Now I am wondering should I make elderflower cordial, wine or liqueur?

Non alcoholic versus alcoholic I hear you ask?

The Drunken Botanist

And so on to my dilemma.

Anyone knowing me, or even following my blogs, know I LOVE books. So pondering what to do with all the beautiful elderflowers I turned to one of my books – The Drunken Botanist by Amy Stewart.

Anyone for Sambuca?

My best friend Sharon has always enjoyed a Sambuca after a meal. She believes it helps her digestion. Sambucus nigra is the scientific name for the elderflower tree. Although this thought had crossed my mind I did not realise any part of the plant was an ingredient. Anyone having tried Sambuca will probably agree it is a more aniseed based flavour.

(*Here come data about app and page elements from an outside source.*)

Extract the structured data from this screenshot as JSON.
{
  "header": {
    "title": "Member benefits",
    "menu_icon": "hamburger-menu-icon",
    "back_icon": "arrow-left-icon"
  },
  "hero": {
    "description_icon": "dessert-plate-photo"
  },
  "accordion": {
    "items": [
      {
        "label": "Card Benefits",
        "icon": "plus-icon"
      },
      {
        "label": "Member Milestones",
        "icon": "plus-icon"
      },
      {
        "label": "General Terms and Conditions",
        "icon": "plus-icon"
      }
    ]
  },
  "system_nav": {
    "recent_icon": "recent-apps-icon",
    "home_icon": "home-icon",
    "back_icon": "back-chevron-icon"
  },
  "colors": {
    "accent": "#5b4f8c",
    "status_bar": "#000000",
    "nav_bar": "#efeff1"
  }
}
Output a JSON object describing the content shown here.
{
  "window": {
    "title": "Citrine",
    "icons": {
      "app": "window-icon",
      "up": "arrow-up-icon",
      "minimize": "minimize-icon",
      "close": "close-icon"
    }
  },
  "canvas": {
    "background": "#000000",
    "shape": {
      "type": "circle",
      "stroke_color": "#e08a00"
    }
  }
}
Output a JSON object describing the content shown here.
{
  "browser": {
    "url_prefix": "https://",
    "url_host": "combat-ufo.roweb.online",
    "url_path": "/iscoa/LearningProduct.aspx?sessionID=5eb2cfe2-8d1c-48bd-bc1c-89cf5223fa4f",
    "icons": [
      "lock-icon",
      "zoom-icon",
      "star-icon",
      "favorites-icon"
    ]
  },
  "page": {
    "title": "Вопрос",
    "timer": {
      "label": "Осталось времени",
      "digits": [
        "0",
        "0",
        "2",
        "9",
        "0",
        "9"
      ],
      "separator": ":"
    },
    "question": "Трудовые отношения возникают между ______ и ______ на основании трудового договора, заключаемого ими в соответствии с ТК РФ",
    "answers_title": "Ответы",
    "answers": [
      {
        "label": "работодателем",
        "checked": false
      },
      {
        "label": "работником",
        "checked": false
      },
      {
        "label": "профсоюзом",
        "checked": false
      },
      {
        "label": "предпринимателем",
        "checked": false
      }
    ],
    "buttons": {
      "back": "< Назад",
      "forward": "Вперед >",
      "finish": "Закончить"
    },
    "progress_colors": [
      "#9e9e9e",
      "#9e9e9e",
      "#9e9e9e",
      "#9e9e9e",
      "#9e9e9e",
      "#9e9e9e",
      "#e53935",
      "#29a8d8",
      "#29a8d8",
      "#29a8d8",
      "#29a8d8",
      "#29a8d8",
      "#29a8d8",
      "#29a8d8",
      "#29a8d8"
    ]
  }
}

However, in The Drunken Botanist, Amy explains that although artificial flavours and colours are occasionally used some black sambucas actually owe that deep purple-black colour to the crushed skins of the elderberries. So there we have it.

… and back to my dilemma…

Everyone loves a bit of elderflower wine or liqueur. But you don’t always want the alcohol. Sometimes you have to work, write blogs or prepare herbal events!

Amy’s elderflower cordial sounds absolutely delicious. One obvious difficulty for me is she recommends gathering those fresh flowers on a warm afternoon when THAT fragrance is strongest. Oh dear!

 

Voodoo and New Orleans Spells with Herbs

Voodoo and New Orleans Spells

Some years back I was lucky enough to visit New Orleans. A fabulous fun place of blues and jazz. In addition, and right up my street, there are fascinating weird and wonderful herbs and voodoo and New Orleans spells. In fact it is one of the most enjoyable places I have been fortunate enough to visit. Blues, jazz, voodoo, weird and wonderful herbs and fascinating characters – what’s not to like?

Cemeteries and Voodoo

I was there at Halloween so partook in a Cemetery and Voodoo trip. We met at a French cafe. The guide was an entrancing character full of interesting anecdotes with long hair of a similar length and colour to my own. He commented on this to which I replied “Yes, grey”. I still laugh when I hear in my head his response in that New Orleans southern drawl

No honey youse and me just natural platinum blonds.

Voodoo and New Orleans spellsOn the cemetery tour we visited the future pyramidal tomb of actor Nicholas Cage and the tomb of the legendary Marie Laveau, the voodoo priestess.

The tour ended with a visit to a present day, and living, voodoo priestess. I was in a group of perhaps a dozen people. She singled me out asking where I was from. I have to confess I was somewhat unsure what she was going on about but I think she liked me and I had no intention of upsetting a voodoo priestess so happily agreed with whatever she said.

At the end of the trip I felt obliged to purchase some items from her spellbinding wares of herbs, voodoo and New Orleans spells. This brings me on to the focus for this post as one of the items I purchased was a modern herbal spell book!

Tidying the bookcase…

We’ve had some tremendous heat, in the 30’s, this last 10 days or so. This is quite high for this time of year and the garden has required watering most days particularly my small vegetable patch. My water butts for rainwater harvesting are very low.

While tidying my bookcase I came across my New Orleans purchase. Tidying the bookcase is often a lengthy process as I invariably come across a book I haven’t read for sometime and the tidying gets forgotten about for another few hours, days or weeks… and so the book…

Voodoo and New Orleans spells

And so to a make rain spell…

Quite apt for my poor draining water butts I thought!

  • Fill a large pan with water and add a handful each of sulphur, sea wrack and valerian.
  • As you put in each of the ingredients repeat the passage from Deuteronomy 11:14.

I will give you the rain of your land in his due season, the first rain and the latter rain, that thou mayest gather in thy corn, and thy wine, and thine oil.

This spell should be performed on a Monday, the day ruled by the Moon which is the planet controlling weather.

So there you have if it. Should you ever require a bit of rain you could always try the above spell, on a Monday. Good luck.